An electrode that’s positively charged by passing a current through it, which causes a buildup of electrons on its surface.
An electrode that’s negatively charged by passing a current through it, which causes a depletion of electrons on its surface.
Basic SMAW electrode classification and matching tables
There are five main types of electrode coatings: cellulose, rutile, basic, low hydrogen, and stainless steel.
Cellulose-coated electrodes are the most common type. They’re easy to use and provide good welds, but they aren’t as durable as other types of electrodes.
Rutile-coated electrodes are more durable than cellulose-coated electrodes and provide good welds.
Basic-coated electrodes are the most durable type of electrode and provide the best welds. However, they’re also the most difficult to use.
Low hydrogen-coated electrodes provide good welds, but they need to be used with a special welding process.
Stainless steel electrodes are often used on stainless steel and offer good weld quality.
Shielded Metal Arc Welding (SMAW) with Non-consumable Electrodes:
SMAW is usually performed using a non-consumable electrode. The electrode is a piece of metal that conducts electricity to the weld puddle. The electrode also contains all the filler material for the weld.
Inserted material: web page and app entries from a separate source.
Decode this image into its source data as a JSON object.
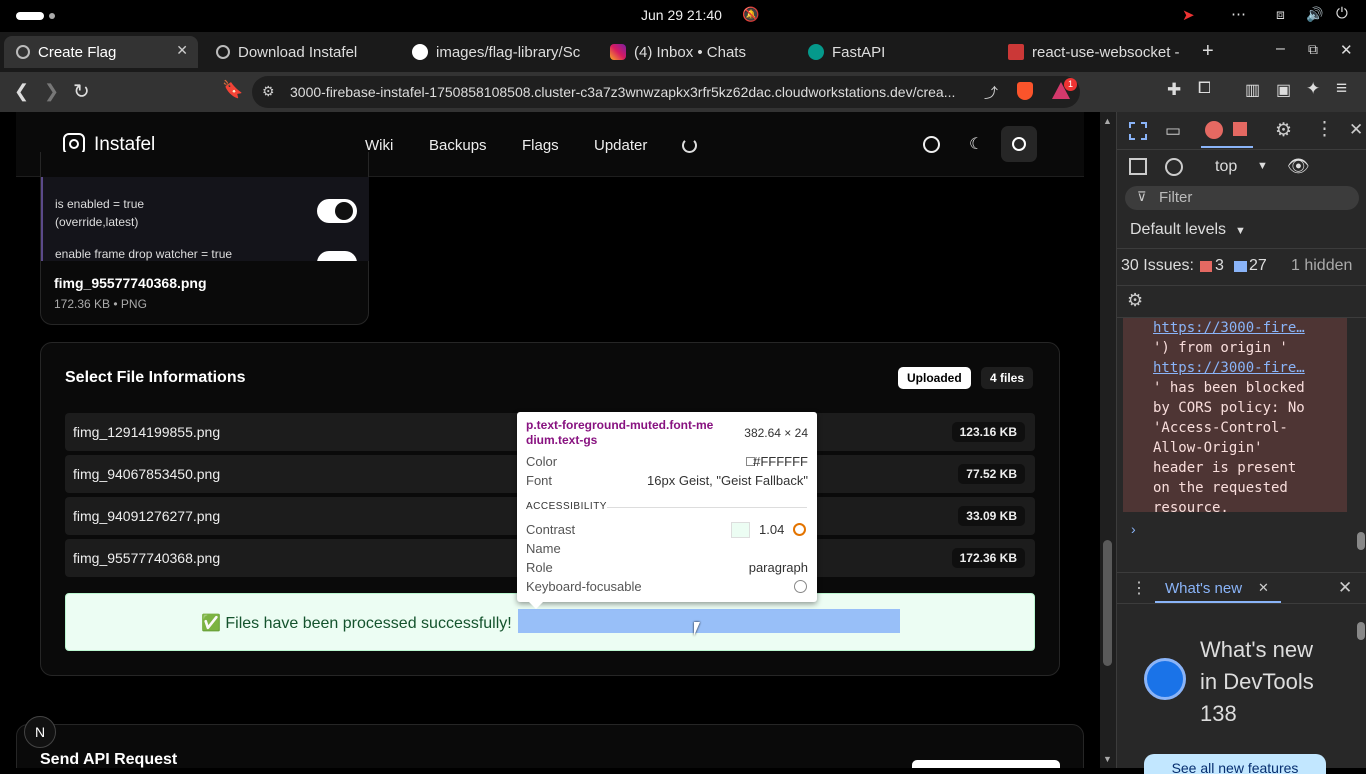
{
  "os": {
    "date_time": "Jun 29  21:40"
  },
  "tabs": [
    {
      "title": "Create Flag",
      "active": true
    },
    {
      "title": "Download Instafel",
      "active": false
    },
    {
      "title": "images/flag-library/Sc",
      "active": false
    },
    {
      "title": "(4) Inbox • Chats",
      "active": false
    },
    {
      "title": "FastAPI",
      "active": false
    },
    {
      "title": "react-use-websocket -",
      "active": false
    }
  ],
  "address": {
    "url": "3000-firebase-instafel-1750858108508.cluster-c3a7z3wnwzapkx3rfr5kz62dac.cloudworkstations.dev/crea...",
    "brave_badge": "1"
  },
  "site": {
    "brand": "Instafel",
    "nav": [
      "Wiki",
      "Backups",
      "Flags",
      "Updater"
    ]
  },
  "preview": {
    "toggle1_label": "is enabled = true\n(override,latest)",
    "toggle2_label": "enable frame drop watcher = true",
    "file_name": "fimg_95577740368.png",
    "file_meta": "172.36 KB • PNG"
  },
  "file_info": {
    "title": "Select File Informations",
    "badge_uploaded": "Uploaded",
    "badge_count": "4 files",
    "files": [
      {
        "name": "fimg_12914199855.png",
        "size": "123.16 KB"
      },
      {
        "name": "fimg_94067853450.png",
        "size": "77.52 KB"
      },
      {
        "name": "fimg_94091276277.png",
        "size": "33.09 KB"
      },
      {
        "name": "fimg_95577740368.png",
        "size": "172.36 KB"
      }
    ],
    "success": "✅ Files have been processed successfully!"
  },
  "api": {
    "title": "Send API Request"
  },
  "tooltip": {
    "selector": "p.text-foreground-muted.font-me\ndium.text-gs",
    "dims": "382.64 × 24",
    "color_label": "Color",
    "color_value": "#FFFFFF",
    "font_label": "Font",
    "font_value": "16px Geist, \"Geist Fallback\"",
    "section": "ACCESSIBILITY",
    "contrast_label": "Contrast",
    "contrast_value": "1.04",
    "name_label": "Name",
    "role_label": "Role",
    "role_value": "paragraph",
    "kbd_label": "Keyboard-focusable"
  },
  "devtools": {
    "context": "top",
    "filter_placeholder": "Filter",
    "levels": "Default levels",
    "issues_label": "30 Issues:",
    "errors": "3",
    "infos": "27",
    "hidden": "1 hidden",
    "console_lines": [
      "https://3000-fire…",
      "') from origin '",
      "https://3000-fire…",
      "' has been blocked",
      "by CORS policy: No",
      "'Access-Control-",
      "Allow-Origin'",
      "header is present",
      "on the requested",
      "resource."
    ],
    "drawer_tab": "What's new",
    "whats_new_title": "What's new\nin DevTools\n138",
    "see_all": "See all new features"
  },
  "colors": {
    "success_bg": "#ecfdf3",
    "success_text": "#14532d",
    "highlight": "#8ab4f8"
  }
}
This makes it possible to weld without adding additional filler material.
The benefits of using shielded metal arc welding
– SMAW is a versatile welding process that can be used to weld a variety of different metals.
– It’s easy to learn and can be used by beginners.
– SMAW produces high-quality welds.
– Welding is a fun, creative process that allows you to make things with your own hands.
– SMAW is a hands-on process and forces you to be physically active.
– SMAW uses a metal electrode, which is consumed during the welding process. When it’s time to replace the electrode, you must unplug your welder and plug in a new one.
– When your electrode is completely consumed, you will need to replace it. The electrode may be consumed in a few hours or can last for a day, depending on your welder and the type of electrode you’re using.
– Another benefit of SMAW is that you get to choose the electrode. There are two electrodes: pure and mixed. The pure types generally have a lower welding capacity but they’re very easy to use. Mixed types, on the other hand, have a higher welding capacity and require more effort and practice to master.
– You can also adjust the amperage of your welder to control the thickness of the weld. If you need a thin, accurate weld, use less power and a longer arc length. If you need a thicker, faster weld, use more power and a shorter arc length.
Drawbacks to using this type of welding:
While SMAW is a versatile welding process, it does have some drawbacks. One of the main drawbacks is that it can be slow and difficult to use. It also requires a lot of practice to become proficient with it. Additionally, SMAW can be dangerous if not used properly, so it’s important to always wear the proper safety gear when using this welding process.
Examples of what can be welded with this type of welding :
SMAW can be used to weld a variety of different metals, including:
SMAW Process Phases
The SMAW process takes place in three phases: preheat, weld, and cool down. These phases of the welding process are discussed below.
Preheat: In the preheat phase, the electrode and base metal are heated to a specific temperature. This phase of the welding process is critical to keep impurities and contaminants from entering the weld.
Weld: In the weld phase, the electrode and base metal are melted and combined. The weld pool is created by the heat from the electric arc and filler rod.
Cool Down: In the cool-down phase, the weld and base metal are cooled to room temperature. This final phase of the welding process ensures that the metal is strong and durable.